The prevalence of personal digital devices, such as personal computers, smartphones, and tablets, has enabled students and teachers to utilize a tremendous amount of online learning materials and resources available anytime and anywhere. In English education at the tertiary level, active exploitations of these digital devices outside of the classroom would be highly beneficial in providing learners with more opportunities to improve their English proficiency. Hiroshima University has been implementing an English education project in which in-class activities are combined with a variety of WBT (Web-Based Training) materials to be learned outside of school. It has also been developing and delivering its original English podcasts for self-learning on a weekly basis. In 2015, the university launched a BYOL (Bring Your Own Laptop) policy, which is expected to promote learning by using these lightweight devices.

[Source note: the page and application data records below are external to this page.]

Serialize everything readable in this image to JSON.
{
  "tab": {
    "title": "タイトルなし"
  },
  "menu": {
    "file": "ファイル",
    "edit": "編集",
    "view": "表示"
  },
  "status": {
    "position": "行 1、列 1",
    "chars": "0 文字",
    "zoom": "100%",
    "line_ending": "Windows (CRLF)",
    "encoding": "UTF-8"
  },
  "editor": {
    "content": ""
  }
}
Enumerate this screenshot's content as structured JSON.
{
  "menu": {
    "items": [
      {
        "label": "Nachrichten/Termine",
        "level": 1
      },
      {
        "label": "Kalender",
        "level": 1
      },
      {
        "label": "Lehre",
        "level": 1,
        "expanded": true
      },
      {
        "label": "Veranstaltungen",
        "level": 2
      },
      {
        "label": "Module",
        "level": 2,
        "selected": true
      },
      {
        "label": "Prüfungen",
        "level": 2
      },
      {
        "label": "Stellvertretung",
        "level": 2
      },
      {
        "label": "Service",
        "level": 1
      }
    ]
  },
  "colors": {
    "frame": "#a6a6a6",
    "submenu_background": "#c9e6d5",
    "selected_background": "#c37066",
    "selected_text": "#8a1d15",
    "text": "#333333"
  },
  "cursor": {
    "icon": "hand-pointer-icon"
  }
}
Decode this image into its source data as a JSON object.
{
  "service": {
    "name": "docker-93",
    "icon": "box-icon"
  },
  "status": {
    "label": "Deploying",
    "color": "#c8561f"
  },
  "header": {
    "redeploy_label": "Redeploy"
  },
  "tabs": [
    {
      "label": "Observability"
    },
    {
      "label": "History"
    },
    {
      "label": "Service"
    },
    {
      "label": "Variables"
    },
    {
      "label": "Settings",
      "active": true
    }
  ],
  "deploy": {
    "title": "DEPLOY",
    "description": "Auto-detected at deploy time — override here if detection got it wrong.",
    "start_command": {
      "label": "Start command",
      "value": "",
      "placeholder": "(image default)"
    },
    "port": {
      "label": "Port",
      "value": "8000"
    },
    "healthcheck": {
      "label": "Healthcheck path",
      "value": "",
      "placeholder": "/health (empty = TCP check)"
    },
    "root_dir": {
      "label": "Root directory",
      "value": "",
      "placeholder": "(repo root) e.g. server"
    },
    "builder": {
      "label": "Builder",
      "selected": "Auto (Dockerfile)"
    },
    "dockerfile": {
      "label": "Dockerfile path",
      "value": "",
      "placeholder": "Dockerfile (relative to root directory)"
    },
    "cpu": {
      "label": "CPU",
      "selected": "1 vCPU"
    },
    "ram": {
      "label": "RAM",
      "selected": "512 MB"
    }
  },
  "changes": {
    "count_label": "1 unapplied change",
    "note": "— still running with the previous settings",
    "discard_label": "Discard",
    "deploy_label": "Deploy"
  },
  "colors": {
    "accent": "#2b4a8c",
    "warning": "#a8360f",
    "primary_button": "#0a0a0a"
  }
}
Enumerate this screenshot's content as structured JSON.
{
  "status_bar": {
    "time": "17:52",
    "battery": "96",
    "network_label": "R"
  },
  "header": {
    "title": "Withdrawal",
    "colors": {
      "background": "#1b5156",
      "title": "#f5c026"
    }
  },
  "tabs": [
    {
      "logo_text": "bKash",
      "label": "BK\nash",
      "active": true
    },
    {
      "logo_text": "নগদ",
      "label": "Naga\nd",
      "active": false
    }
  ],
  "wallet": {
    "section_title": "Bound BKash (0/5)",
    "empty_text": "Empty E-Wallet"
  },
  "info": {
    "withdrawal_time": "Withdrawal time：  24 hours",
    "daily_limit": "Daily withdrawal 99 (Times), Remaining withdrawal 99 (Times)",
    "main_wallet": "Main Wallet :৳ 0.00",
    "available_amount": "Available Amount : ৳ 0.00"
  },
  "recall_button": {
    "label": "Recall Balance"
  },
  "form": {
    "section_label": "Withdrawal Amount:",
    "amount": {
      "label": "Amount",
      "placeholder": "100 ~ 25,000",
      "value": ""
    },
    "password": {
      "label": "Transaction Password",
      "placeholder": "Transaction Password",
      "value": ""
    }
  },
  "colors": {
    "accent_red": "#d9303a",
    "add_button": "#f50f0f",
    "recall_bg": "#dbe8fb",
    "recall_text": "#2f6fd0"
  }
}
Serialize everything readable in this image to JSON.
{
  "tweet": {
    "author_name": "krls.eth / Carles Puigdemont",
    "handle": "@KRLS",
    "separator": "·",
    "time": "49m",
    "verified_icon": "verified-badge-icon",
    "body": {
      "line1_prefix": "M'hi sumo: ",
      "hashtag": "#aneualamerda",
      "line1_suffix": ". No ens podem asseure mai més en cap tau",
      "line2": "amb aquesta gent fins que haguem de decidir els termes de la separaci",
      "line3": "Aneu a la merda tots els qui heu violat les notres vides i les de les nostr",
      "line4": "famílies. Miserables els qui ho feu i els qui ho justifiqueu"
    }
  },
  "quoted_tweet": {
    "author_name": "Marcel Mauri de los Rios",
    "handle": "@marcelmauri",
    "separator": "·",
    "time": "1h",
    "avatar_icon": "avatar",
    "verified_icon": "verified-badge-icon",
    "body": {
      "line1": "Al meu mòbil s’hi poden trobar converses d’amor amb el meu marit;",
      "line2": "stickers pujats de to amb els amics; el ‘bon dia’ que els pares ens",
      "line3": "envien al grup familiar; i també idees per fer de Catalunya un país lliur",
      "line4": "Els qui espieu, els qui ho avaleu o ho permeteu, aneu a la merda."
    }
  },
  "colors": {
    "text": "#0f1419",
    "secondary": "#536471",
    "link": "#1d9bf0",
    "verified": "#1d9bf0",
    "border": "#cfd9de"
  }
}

In this paper, we report on a questionnaire regarding the penetration rates of digital devices and the popularity of English self-learning using personal mobile devices. The survey was conducted on 1,000 first-year students at Hiroshima University. The number of valid responses was 767. It was found that there are high penetration rates of laptop computers (99.5%) and smartphones (94.3%), while only 22% of the respondents are using their personal digital devices for English learning, and 3.5% of them are actually listening to Hiroshima University’s podcasts. With better publicity, the number of podcast listeners can be expected to increase in the near future because of the students’ high demands for online listening materials to learn daily English conversation.